Your building control body (ie the approved inspector or the local authority) will make regular inspections to check the work is in compliance with the regs. Councils also look after certain other aspects of construction, such as demolition and licensing for temporary or special structures. The inspector may well be happy to give you advice on how to comply. It’s important to remember, however, that building control is not a clerk of works or project management service that will monitor every stage of the construction process. It’s also not a consultancy for elements outside of the regs, such as decisions relating to the finishes and aesthetics. It doesn’t offer you any contractual protection with your builder, nor is the process a 100% guarantee
Ultimately responsibility for meeting the regs (and calling in the inspector at the right stage) rests with the person carrying out the work.
Why do I need warranty inspections?

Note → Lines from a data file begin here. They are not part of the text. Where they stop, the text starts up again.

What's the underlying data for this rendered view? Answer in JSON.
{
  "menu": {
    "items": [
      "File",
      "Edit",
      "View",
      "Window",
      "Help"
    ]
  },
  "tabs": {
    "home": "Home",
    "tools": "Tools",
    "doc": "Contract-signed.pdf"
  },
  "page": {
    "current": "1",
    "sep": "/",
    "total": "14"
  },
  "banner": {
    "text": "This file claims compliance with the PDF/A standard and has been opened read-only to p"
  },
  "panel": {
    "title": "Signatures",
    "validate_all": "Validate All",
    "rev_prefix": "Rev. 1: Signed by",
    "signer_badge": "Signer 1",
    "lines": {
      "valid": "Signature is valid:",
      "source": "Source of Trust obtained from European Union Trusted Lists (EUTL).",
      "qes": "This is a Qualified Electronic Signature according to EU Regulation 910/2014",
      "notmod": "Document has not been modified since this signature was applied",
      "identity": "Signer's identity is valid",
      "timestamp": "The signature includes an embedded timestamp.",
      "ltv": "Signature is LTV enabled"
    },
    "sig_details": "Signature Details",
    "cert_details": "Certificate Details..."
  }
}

To protect against defects – and to ensure your new home is mortgageable in the future – it’s vital to get a 10-year structural warranty in place. A Building Regs completion certificate simply confirms that, as far as can be ascertained, the work complies with the current regs. But a warranty provider will be covering the project for a decade post-completion, so they need to be confident in all aspects of the construction. Hence they require an additional audit.

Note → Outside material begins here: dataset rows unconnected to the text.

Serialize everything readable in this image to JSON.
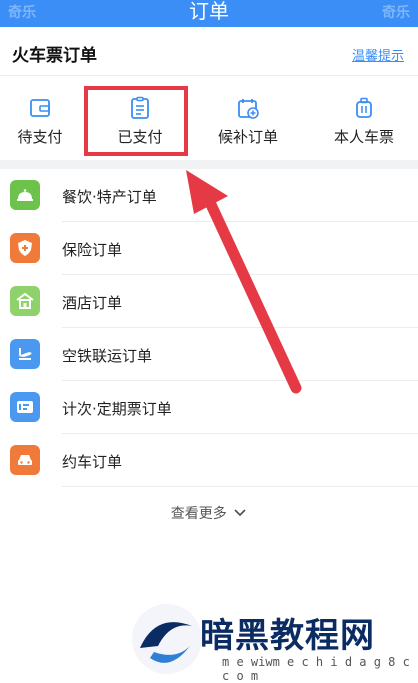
{
  "topbar": {
    "title": "订单",
    "watermark_left": "奇乐",
    "watermark_right": "奇乐"
  },
  "header": {
    "title": "火车票订单",
    "tip_link": "温馨提示"
  },
  "quick_tabs": [
    {
      "label": "待支付",
      "icon": "wallet-icon"
    },
    {
      "label": "已支付",
      "icon": "receipt-icon"
    },
    {
      "label": "候补订单",
      "icon": "calendar-add-icon"
    },
    {
      "label": "本人车票",
      "icon": "luggage-icon"
    }
  ],
  "list": [
    {
      "label": "餐饮·特产订单",
      "icon": "dining-bell-icon",
      "color": "#6cc24a"
    },
    {
      "label": "保险订单",
      "icon": "shield-icon",
      "color": "#f07a3a"
    },
    {
      "label": "酒店订单",
      "icon": "hotel-icon",
      "color": "#8fd16a"
    },
    {
      "label": "空铁联运订单",
      "icon": "plane-train-icon",
      "color": "#4a98f0"
    },
    {
      "label": "计次·定期票订单",
      "icon": "ticket-icon",
      "color": "#4a98f0"
    },
    {
      "label": "约车订单",
      "icon": "car-icon",
      "color": "#f07a3a"
    }
  ],
  "more": {
    "label": "查看更多",
    "chevron": "chevron-down-icon"
  },
  "annotation": {
    "highlight_color": "#e53a46"
  },
  "footer_watermark": {
    "title": "暗黑教程网",
    "url": "m e wiwm e c h i d a g 8 c c o m"
  },
  "colors": {
    "accent": "#3a8ef6",
    "divider": "#f1f2f4"
  }
}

You can save time and money by combining the building control and technical audits – so the same person, who should have a good understanding of the project, handles both sides. This route should only be used where there are consultancy agreements between the approved inspector and the warranty provider as to what they need to do – otherwise there could be a lack of accountability if something goes awry.
It’s not possible to take this route if you’re using your local authority as the building control body.
Planning permission and Building Regulations approval are
two distinct processes. Never start on site without both.
You must follow the approved plans – including aspects
such as SAP energy ratings and provision of access for all.
If building control or the warranty provider raises issues,
these must be addressed: you may be able to agree a
resolution, but you can’t simply plaster over them.
You can’t get a completion certificate without securing
the appropriate tests and documentation (such as for
airtightness, electrical installations, heating systems etc).
Once the building is finished or becomes occupied, the
local authority must issue a completion certificate within
eight weeks. This is essential for self-builders, as you need
this document to make your VAT reclaim (which must be
submitted within three months of completion).
Andy Butchers is a building surveyor with over 25 years’ experience in the construction industry. He is a director of Build-Zone Survey Services, which provides technical services for a number of warranty providers. Call 01732 744186 or visit www.bzss.co.uk to find out more.